-- Work order --
The answer should be one number only, namely how many lines of the records hold the word "java".

Data records for software interfaces
++++++++++++++++++++
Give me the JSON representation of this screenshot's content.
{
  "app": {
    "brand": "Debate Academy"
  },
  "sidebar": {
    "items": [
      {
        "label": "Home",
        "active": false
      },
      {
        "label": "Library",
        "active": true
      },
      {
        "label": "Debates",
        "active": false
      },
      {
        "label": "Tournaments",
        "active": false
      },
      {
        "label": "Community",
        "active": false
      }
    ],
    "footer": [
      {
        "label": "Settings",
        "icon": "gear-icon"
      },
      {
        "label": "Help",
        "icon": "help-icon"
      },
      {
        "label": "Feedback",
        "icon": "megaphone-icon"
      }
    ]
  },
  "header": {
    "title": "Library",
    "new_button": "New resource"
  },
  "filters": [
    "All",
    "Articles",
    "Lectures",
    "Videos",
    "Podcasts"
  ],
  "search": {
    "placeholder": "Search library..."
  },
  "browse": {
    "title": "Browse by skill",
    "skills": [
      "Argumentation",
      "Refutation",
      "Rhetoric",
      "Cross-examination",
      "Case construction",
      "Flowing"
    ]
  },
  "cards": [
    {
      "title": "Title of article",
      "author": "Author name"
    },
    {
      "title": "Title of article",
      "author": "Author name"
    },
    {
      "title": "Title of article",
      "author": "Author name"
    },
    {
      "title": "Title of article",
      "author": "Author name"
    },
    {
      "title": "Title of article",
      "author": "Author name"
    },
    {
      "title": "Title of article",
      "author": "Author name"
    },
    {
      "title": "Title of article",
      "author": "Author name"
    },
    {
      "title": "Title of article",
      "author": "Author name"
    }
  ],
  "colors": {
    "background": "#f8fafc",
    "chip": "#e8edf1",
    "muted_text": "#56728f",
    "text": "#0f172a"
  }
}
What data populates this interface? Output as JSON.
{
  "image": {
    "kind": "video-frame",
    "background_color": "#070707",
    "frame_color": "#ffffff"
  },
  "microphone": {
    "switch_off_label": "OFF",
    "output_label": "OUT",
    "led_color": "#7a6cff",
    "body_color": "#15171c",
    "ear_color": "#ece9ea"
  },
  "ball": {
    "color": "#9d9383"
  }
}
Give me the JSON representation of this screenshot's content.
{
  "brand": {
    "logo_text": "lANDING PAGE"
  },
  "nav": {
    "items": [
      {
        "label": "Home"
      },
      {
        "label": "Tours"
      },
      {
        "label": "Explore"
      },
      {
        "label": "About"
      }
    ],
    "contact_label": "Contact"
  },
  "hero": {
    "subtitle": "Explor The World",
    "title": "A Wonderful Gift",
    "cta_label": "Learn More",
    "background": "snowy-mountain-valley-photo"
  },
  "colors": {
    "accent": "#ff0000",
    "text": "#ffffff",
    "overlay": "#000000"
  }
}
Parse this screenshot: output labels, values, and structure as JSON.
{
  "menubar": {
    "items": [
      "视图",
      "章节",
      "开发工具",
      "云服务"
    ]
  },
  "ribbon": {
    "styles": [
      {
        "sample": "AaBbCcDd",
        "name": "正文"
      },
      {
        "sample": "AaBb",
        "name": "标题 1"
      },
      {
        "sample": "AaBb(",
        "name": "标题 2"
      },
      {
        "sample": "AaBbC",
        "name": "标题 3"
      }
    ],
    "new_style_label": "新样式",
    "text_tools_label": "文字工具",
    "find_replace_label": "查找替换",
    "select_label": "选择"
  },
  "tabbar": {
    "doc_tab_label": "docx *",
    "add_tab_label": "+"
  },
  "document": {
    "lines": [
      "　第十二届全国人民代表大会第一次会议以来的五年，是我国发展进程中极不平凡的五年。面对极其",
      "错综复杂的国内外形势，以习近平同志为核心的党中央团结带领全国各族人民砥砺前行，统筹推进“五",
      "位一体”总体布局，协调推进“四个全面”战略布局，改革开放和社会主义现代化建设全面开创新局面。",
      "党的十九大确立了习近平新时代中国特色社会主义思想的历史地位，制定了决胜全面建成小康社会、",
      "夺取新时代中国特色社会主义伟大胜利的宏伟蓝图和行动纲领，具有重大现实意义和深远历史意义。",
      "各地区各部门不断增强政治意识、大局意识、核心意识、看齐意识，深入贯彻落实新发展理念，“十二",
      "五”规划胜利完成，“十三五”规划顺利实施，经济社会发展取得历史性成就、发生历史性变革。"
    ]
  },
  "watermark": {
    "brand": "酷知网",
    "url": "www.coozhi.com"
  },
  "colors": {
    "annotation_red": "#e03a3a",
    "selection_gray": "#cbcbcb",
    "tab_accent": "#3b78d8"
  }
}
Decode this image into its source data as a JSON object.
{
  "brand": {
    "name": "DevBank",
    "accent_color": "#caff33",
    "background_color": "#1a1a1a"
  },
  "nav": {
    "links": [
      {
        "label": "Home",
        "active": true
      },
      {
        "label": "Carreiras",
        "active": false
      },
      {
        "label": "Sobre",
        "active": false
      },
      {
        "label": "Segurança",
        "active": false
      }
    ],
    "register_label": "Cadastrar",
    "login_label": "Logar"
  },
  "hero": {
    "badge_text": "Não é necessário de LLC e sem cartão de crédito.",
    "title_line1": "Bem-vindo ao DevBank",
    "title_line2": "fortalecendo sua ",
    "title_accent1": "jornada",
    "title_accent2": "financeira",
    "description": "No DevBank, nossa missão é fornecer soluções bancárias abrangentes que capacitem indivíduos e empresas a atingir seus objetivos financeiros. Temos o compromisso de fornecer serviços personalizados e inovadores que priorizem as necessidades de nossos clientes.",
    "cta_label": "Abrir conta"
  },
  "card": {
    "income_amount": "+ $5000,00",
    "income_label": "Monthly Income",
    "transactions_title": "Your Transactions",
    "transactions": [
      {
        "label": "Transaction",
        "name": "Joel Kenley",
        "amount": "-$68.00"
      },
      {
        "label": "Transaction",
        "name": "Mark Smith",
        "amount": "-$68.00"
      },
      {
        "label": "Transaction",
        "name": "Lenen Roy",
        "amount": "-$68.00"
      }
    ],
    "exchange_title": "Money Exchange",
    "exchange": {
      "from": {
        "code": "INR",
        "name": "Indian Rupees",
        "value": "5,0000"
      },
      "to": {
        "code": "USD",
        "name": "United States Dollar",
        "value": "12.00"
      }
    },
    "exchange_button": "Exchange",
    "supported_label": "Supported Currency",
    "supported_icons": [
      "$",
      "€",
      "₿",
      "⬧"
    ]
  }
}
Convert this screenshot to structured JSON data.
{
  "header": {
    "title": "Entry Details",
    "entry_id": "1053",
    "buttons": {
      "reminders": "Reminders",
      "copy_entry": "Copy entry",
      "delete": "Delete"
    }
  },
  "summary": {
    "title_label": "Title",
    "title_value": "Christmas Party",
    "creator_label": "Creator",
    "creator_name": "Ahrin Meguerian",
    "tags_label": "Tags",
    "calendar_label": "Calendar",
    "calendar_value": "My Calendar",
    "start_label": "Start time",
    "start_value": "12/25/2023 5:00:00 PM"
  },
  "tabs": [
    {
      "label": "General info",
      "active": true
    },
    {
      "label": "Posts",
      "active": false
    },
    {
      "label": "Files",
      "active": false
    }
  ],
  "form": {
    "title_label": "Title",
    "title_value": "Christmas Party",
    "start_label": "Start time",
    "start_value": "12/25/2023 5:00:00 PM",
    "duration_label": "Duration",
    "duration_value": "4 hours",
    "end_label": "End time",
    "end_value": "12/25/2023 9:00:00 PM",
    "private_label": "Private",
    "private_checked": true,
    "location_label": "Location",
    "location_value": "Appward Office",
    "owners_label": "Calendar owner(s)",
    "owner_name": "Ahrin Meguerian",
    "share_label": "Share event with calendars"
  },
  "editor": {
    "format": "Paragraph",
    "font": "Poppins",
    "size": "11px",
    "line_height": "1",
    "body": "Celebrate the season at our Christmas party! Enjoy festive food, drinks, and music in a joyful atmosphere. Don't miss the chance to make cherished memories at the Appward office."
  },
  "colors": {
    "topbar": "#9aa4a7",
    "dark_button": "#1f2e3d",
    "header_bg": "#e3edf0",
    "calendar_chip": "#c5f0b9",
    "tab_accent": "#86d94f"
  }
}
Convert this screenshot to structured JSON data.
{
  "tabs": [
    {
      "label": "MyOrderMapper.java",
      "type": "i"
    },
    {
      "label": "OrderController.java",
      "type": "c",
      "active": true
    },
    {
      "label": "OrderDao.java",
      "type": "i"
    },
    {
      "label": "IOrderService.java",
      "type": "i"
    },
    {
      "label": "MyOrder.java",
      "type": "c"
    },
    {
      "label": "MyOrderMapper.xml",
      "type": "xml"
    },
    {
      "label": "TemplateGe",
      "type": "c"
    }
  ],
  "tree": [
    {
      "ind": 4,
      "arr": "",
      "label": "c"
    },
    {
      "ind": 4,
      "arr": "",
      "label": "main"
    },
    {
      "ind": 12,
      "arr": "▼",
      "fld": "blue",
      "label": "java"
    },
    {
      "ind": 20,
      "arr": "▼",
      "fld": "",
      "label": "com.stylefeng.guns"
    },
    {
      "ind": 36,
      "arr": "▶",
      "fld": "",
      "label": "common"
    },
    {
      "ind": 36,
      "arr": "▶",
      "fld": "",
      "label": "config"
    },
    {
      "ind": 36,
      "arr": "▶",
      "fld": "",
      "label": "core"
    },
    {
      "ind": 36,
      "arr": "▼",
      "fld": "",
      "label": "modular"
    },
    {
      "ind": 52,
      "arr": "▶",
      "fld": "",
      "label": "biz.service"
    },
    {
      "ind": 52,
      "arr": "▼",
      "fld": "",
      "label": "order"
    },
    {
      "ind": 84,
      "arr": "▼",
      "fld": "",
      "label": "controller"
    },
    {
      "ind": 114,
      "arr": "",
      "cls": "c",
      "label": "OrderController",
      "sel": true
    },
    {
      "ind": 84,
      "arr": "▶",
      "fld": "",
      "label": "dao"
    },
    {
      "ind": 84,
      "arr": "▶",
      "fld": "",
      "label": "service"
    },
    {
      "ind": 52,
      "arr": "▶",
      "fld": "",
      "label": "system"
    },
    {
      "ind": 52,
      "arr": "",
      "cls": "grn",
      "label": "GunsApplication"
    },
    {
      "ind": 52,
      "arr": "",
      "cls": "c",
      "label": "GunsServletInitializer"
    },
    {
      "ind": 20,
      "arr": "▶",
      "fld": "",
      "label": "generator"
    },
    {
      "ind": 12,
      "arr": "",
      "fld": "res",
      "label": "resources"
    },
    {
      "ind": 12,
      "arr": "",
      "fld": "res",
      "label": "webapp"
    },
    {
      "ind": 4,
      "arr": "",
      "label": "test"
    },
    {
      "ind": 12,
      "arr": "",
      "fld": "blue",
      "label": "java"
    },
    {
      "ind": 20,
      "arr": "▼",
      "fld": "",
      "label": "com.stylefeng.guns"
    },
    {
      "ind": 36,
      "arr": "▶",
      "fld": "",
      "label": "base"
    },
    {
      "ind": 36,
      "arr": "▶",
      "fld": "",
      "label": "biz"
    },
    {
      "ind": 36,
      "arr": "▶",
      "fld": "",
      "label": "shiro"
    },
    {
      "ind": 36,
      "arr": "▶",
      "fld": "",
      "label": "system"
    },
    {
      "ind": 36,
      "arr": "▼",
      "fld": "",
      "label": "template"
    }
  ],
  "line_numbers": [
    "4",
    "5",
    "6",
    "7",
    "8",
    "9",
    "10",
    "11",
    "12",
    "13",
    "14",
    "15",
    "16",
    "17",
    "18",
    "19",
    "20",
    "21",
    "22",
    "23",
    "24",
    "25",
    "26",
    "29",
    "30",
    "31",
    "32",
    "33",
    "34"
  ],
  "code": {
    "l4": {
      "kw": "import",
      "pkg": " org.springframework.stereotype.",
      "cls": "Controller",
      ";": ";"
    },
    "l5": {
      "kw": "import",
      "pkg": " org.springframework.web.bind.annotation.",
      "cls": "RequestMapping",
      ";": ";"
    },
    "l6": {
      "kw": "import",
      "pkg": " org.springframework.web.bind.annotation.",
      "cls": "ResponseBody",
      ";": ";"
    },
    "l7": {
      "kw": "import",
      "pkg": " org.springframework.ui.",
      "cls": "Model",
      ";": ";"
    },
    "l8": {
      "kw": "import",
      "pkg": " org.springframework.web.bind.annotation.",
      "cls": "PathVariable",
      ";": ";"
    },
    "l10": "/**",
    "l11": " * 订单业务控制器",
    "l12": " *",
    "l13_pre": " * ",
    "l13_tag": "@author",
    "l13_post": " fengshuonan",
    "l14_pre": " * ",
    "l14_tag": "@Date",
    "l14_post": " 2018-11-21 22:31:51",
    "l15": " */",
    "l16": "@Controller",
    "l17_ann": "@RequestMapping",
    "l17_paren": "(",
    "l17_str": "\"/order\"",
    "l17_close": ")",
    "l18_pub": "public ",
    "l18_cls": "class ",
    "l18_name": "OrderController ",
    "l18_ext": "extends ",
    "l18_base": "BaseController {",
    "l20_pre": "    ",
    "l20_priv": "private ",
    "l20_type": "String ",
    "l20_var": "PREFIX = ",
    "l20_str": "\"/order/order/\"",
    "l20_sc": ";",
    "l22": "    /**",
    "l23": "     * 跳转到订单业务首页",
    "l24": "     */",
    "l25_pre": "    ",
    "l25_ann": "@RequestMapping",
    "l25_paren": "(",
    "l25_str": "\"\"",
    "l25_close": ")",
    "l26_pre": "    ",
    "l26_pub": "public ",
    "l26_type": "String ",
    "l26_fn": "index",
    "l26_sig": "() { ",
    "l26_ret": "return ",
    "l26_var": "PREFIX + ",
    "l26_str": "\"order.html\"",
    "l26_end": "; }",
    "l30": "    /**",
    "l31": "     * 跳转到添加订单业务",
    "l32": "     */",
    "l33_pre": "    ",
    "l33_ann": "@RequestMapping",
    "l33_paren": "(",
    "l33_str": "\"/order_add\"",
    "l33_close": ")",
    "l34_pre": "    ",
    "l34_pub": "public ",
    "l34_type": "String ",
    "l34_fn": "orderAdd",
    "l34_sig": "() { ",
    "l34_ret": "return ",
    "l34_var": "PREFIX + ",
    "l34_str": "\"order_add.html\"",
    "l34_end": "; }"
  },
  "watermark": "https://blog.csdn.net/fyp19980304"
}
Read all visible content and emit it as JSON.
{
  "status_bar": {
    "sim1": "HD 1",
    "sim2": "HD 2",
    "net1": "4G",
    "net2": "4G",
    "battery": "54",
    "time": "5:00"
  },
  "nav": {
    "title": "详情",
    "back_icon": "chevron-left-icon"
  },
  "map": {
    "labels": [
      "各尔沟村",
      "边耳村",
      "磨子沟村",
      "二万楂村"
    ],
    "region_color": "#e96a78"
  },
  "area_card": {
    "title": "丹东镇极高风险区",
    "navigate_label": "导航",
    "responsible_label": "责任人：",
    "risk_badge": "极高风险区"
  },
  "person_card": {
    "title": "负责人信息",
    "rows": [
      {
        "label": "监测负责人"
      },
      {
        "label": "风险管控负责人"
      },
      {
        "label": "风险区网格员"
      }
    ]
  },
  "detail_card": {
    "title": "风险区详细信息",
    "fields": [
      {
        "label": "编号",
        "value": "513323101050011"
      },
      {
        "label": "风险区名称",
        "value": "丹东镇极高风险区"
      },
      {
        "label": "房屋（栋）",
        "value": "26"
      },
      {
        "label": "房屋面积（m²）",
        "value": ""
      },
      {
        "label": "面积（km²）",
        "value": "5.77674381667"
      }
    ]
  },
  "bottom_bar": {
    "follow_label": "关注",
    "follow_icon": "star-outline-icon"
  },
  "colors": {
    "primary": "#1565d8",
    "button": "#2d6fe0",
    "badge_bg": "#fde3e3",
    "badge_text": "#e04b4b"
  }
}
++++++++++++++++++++
-- Solved exercise --
7